- _INPUT RECORDS_
####
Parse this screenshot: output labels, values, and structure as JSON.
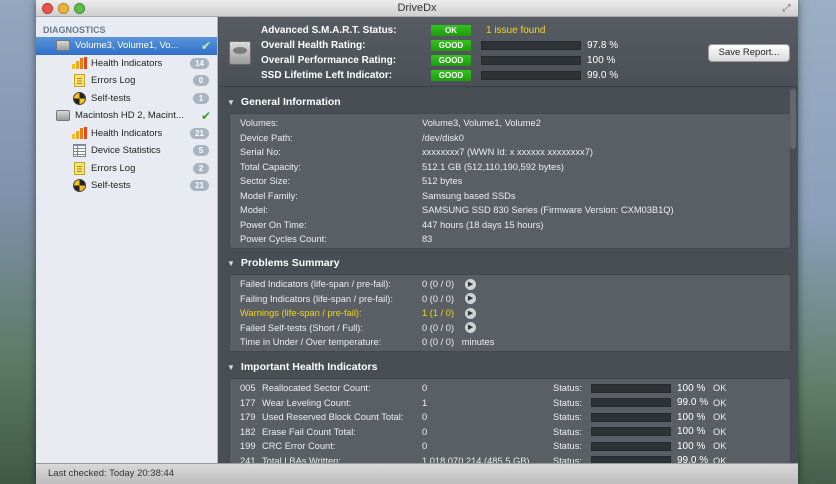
{
  "window": {
    "title": "DriveDx"
  },
  "sidebar": {
    "header": "DIAGNOSTICS",
    "items": [
      {
        "label": "Volume3, Volume1, Vo...",
        "icon": "hdd-icon",
        "level": 1,
        "badge": "",
        "check": "✔",
        "selected": true
      },
      {
        "label": "Health Indicators",
        "icon": "bar-chart-icon",
        "level": 2,
        "badge": "14"
      },
      {
        "label": "Errors Log",
        "icon": "document-icon",
        "level": 2,
        "badge": "0"
      },
      {
        "label": "Self-tests",
        "icon": "radiation-icon",
        "level": 2,
        "badge": "1"
      },
      {
        "label": "Macintosh HD 2, Macint...",
        "icon": "hdd-icon",
        "level": 1,
        "badge": "",
        "check": "✔"
      },
      {
        "label": "Health Indicators",
        "icon": "bar-chart-icon",
        "level": 2,
        "badge": "21"
      },
      {
        "label": "Device Statistics",
        "icon": "table-icon",
        "level": 2,
        "badge": "5"
      },
      {
        "label": "Errors Log",
        "icon": "document-icon",
        "level": 2,
        "badge": "2"
      },
      {
        "label": "Self-tests",
        "icon": "radiation-icon",
        "level": 2,
        "badge": "21"
      }
    ]
  },
  "statusbar": {
    "text": "Last checked: Today 20:38:44"
  },
  "summary": {
    "smart": {
      "label": "Advanced S.M.A.R.T. Status:",
      "pill": "OK",
      "issue": "1 issue found"
    },
    "health": {
      "label": "Overall Health Rating:",
      "pill": "GOOD",
      "percent": "97.8 %",
      "fill": 97.8
    },
    "performance": {
      "label": "Overall Performance Rating:",
      "pill": "GOOD",
      "percent": "100 %",
      "fill": 100
    },
    "ssd": {
      "label": "SSD Lifetime Left Indicator:",
      "pill": "GOOD",
      "percent": "99.0 %",
      "fill": 99.0
    },
    "save_label": "Save Report..."
  },
  "general": {
    "title": "General Information",
    "rows": [
      {
        "k": "Volumes:",
        "v": "Volume3, Volume1, Volume2"
      },
      {
        "k": "Device Path:",
        "v": "/dev/disk0"
      },
      {
        "k": "Serial No:",
        "v": "xxxxxxxx7 (WWN Id: x xxxxxx xxxxxxxx7)"
      },
      {
        "k": "Total Capacity:",
        "v": "512.1 GB (512,110,190,592 bytes)"
      },
      {
        "k": "Sector Size:",
        "v": "512 bytes"
      },
      {
        "k": "Model Family:",
        "v": "Samsung based SSDs"
      },
      {
        "k": "Model:",
        "v": "SAMSUNG SSD 830 Series  (Firmware Version: CXM03B1Q)"
      },
      {
        "k": "Power On Time:",
        "v": "447 hours (18 days 15 hours)"
      },
      {
        "k": "Power Cycles Count:",
        "v": "83"
      }
    ]
  },
  "problems": {
    "title": "Problems Summary",
    "rows": [
      {
        "k": "Failed Indicators (life-span / pre-fail):",
        "v": "0 (0 / 0)",
        "arrow": true,
        "warn": false
      },
      {
        "k": "Failing Indicators (life-span / pre-fail):",
        "v": "0 (0 / 0)",
        "arrow": true,
        "warn": false
      },
      {
        "k": "Warnings (life-span / pre-fail):",
        "v": "1 (1 / 0)",
        "arrow": true,
        "warn": true
      },
      {
        "k": "Failed Self-tests (Short / Full):",
        "v": "0 (0 / 0)",
        "arrow": true,
        "warn": false
      },
      {
        "k": "Time in Under / Over temperature:",
        "v": "0 (0 / 0)   minutes",
        "arrow": false,
        "warn": false
      }
    ]
  },
  "indicators": {
    "title": "Important Health Indicators",
    "status_label": "Status:",
    "rows": [
      {
        "id": "005",
        "name": "Reallocated Sector Count:",
        "value": "0",
        "percent": "100 %",
        "fill": 100,
        "state": "OK"
      },
      {
        "id": "177",
        "name": "Wear Leveling Count:",
        "value": "1",
        "percent": "99.0 %",
        "fill": 99,
        "state": "OK"
      },
      {
        "id": "179",
        "name": "Used Reserved Block Count Total:",
        "value": "0",
        "percent": "100 %",
        "fill": 100,
        "state": "OK"
      },
      {
        "id": "182",
        "name": "Erase Fail Count Total:",
        "value": "0",
        "percent": "100 %",
        "fill": 100,
        "state": "OK"
      },
      {
        "id": "199",
        "name": "CRC Error Count:",
        "value": "0",
        "percent": "100 %",
        "fill": 100,
        "state": "OK"
      },
      {
        "id": "241",
        "name": "Total LBAs Written:",
        "value": "1,018,070,214 (485.5 GB)",
        "percent": "99.0 %",
        "fill": 99,
        "state": "OK"
      }
    ]
  }
}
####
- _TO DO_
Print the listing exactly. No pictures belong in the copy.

- _RESPONSE_
Parse this screenshot: output labels, values, and structure as JSON.
{
  "window": {
    "title": "DriveDx"
  },
  "sidebar": {
    "header": "DIAGNOSTICS",
    "items": [
      {
        "label": "Volume3, Volume1, Vo...",
        "icon": "hdd-icon",
        "level": 1,
        "badge": "",
        "check": "✔",
        "selected": true
      },
      {
        "label": "Health Indicators",
        "icon": "bar-chart-icon",
        "level": 2,
        "badge": "14"
      },
      {
        "label": "Errors Log",
        "icon": "document-icon",
        "level": 2,
        "badge": "0"
      },
      {
        "label": "Self-tests",
        "icon": "radiation-icon",
        "level": 2,
        "badge": "1"
      },
      {
        "label": "Macintosh HD 2, Macint...",
        "icon": "hdd-icon",
        "level": 1,
        "badge": "",
        "check": "✔"
      },
      {
        "label": "Health Indicators",
        "icon": "bar-chart-icon",
        "level": 2,
        "badge": "21"
      },
      {
        "label": "Device Statistics",
        "icon": "table-icon",
        "level": 2,
        "badge": "5"
      },
      {
        "label": "Errors Log",
        "icon": "document-icon",
        "level": 2,
        "badge": "2"
      },
      {
        "label": "Self-tests",
        "icon": "radiation-icon",
        "level": 2,
        "badge": "21"
      }
    ]
  },
  "statusbar": {
    "text": "Last checked: Today 20:38:44"
  },
  "summary": {
    "smart": {
      "label": "Advanced S.M.A.R.T. Status:",
      "pill": "OK",
      "issue": "1 issue found"
    },
    "health": {
      "label": "Overall Health Rating:",
      "pill": "GOOD",
      "percent": "97.8 %",
      "fill": 97.8
    },
    "performance": {
      "label": "Overall Performance Rating:",
      "pill": "GOOD",
      "percent": "100 %",
      "fill": 100
    },
    "ssd": {
      "label": "SSD Lifetime Left Indicator:",
      "pill": "GOOD",
      "percent": "99.0 %",
      "fill": 99.0
    },
    "save_label": "Save Report..."
  },
  "general": {
    "title": "General Information",
    "rows": [
      {
        "k": "Volumes:",
        "v": "Volume3, Volume1, Volume2"
      },
      {
        "k": "Device Path:",
        "v": "/dev/disk0"
      },
      {
        "k": "Serial No:",
        "v": "xxxxxxxx7 (WWN Id: x xxxxxx xxxxxxxx7)"
      },
      {
        "k": "Total Capacity:",
        "v": "512.1 GB (512,110,190,592 bytes)"
      },
      {
        "k": "Sector Size:",
        "v": "512 bytes"
      },
      {
        "k": "Model Family:",
        "v": "Samsung based SSDs"
      },
      {
        "k": "Model:",
        "v": "SAMSUNG SSD 830 Series  (Firmware Version: CXM03B1Q)"
      },
      {
        "k": "Power On Time:",
        "v": "447 hours (18 days 15 hours)"
      },
      {
        "k": "Power Cycles Count:",
        "v": "83"
      }
    ]
  },
  "problems": {
    "title": "Problems Summary",
    "rows": [
      {
        "k": "Failed Indicators (life-span / pre-fail):",
        "v": "0 (0 / 0)",
        "arrow": true,
        "warn": false
      },
      {
        "k": "Failing Indicators (life-span / pre-fail):",
        "v": "0 (0 / 0)",
        "arrow": true,
        "warn": false
      },
      {
        "k": "Warnings (life-span / pre-fail):",
        "v": "1 (1 / 0)",
        "arrow": true,
        "warn": true
      },
      {
        "k": "Failed Self-tests (Short / Full):",
        "v": "0 (0 / 0)",
        "arrow": true,
        "warn": false
      },
      {
        "k": "Time in Under / Over temperature:",
        "v": "0 (0 / 0)   minutes",
        "arrow": false,
        "warn": false
      }
    ]
  },
  "indicators": {
    "title": "Important Health Indicators",
    "status_label": "Status:",
    "rows": [
      {
        "id": "005",
        "name": "Reallocated Sector Count:",
        "value": "0",
        "percent": "100 %",
        "fill": 100,
        "state": "OK"
      },
      {
        "id": "177",
        "name": "Wear Leveling Count:",
        "value": "1",
        "percent": "99.0 %",
        "fill": 99,
        "state": "OK"
      },
      {
        "id": "179",
        "name": "Used Reserved Block Count Total:",
        "value": "0",
        "percent": "100 %",
        "fill": 100,
        "state": "OK"
      },
      {
        "id": "182",
        "name": "Erase Fail Count Total:",
        "value": "0",
        "percent": "100 %",
        "fill": 100,
        "state": "OK"
      },
      {
        "id": "199",
        "name": "CRC Error Count:",
        "value": "0",
        "percent": "100 %",
        "fill": 100,
        "state": "OK"
      },
      {
        "id": "241",
        "name": "Total LBAs Written:",
        "value": "1,018,070,214 (485.5 GB)",
        "percent": "99.0 %",
        "fill": 99,
        "state": "OK"
      }
    ]
  }
}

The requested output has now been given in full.